  5. null (Ed.)
  6. null (Ed.)
    Worldwide, seagrass meadows accumulate significant stocks of organic carbon (C), known as “blue” carbon, which can remain buried for decades to centuries. However, when seagrass meadows are disturbed, these C stocks may be remineralized, leading to significant CO 2 emissions. Increasing ocean temperatures, and increasing frequency and severity of heat waves, threaten seagrass meadows and their sediment blue C. To date, no study has directly measured the impact of seagrass declines from high temperatures on sediment C stocks. Here, we use a long-term record of sediment C stocks from a 7-km 2 , restored eelgrass ( Zostera marina ) meadow to show that seagrass dieback following a single marine heat wave (MHW) led to significant losses of sediment C. Patterns of sediment C loss and re-accumulation lagged patterns of seagrass recovery. Sediment C losses were concentrated within the central area of the meadow, where sites experienced extreme shoot density declines of 90% during the MHW and net losses of 20% of sediment C over the following 3 years. However, this effect was not uniform; outer meadow sites showed little evidence of shoot declines during the MHW and had net increases of 60% of sediment C over the following 3 years. Overall, sites with higher seagrass recovery maintained 1.7x as much C compared to sites with lower recovery. Our study demonstrates that while seagrass blue C is vulnerable to MHWs, localization of seagrass loss can prevent meadow-wide C losses. Long-term (decadal and beyond) stability of seagrass blue C depends on seagrass resilience to short-term disturbance events. 
    more » « less
  7. Abstract

    Seagrass meadows perform an important ecological function as filters for incoming nutrients from surrounding watersheds, especially nitrogen (N). By enhancing N removal processes, including N burial in sediments and denitrification, seagrass meadows improve water quality. With accelerating losses of seagrass meadows worldwide, seagrass restoration plays a key role in reestablishing these coastal ecosystem functions. However, few measurements exist of N burial rates in temperate seagrass meadows and none have been published for restored meadows. In this study, we measured N burial rates in a large (6.9 km2) restored eelgrass (Zostera marina) meadow and compared N removal through burial to previous measurements of removal via denitrification.
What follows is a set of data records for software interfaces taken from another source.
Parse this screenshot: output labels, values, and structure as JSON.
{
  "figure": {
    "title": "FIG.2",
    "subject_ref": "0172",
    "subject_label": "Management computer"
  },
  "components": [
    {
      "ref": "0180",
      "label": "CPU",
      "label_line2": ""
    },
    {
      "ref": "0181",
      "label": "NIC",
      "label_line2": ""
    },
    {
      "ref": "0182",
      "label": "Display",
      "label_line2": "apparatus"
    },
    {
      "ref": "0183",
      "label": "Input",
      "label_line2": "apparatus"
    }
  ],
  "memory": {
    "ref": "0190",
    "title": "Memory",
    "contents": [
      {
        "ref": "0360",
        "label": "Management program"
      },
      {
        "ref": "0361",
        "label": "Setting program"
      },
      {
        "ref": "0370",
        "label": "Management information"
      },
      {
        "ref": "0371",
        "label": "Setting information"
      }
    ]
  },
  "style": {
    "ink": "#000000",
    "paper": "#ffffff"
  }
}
We also compared N removal to inputs from external loading and fixation and to N assimilation in seagrass biomass. We found that, in this meadow, burial was the dominant process of N removal; the burial rate of 3.52 g N m−2yr−1was comparable to rates in natural meadows within 10 yr after seeding and was more than 20× the rate in adjacent bare sediments (0.17 g N m−2yr−1). We also found that the high rates of N assimilation (2.62 g N m−2yr−1) created a substantial though temporary sink for nitrogen during the growing season. Our results highlight how seagrass meadows mediate N cycling through high rates of burial, which to date has been understudied in the literature. The successful return of the N filter function after restoration, shown here for the first time, can motivate continued efforts for seagrass restoration and conservation.

    more » « less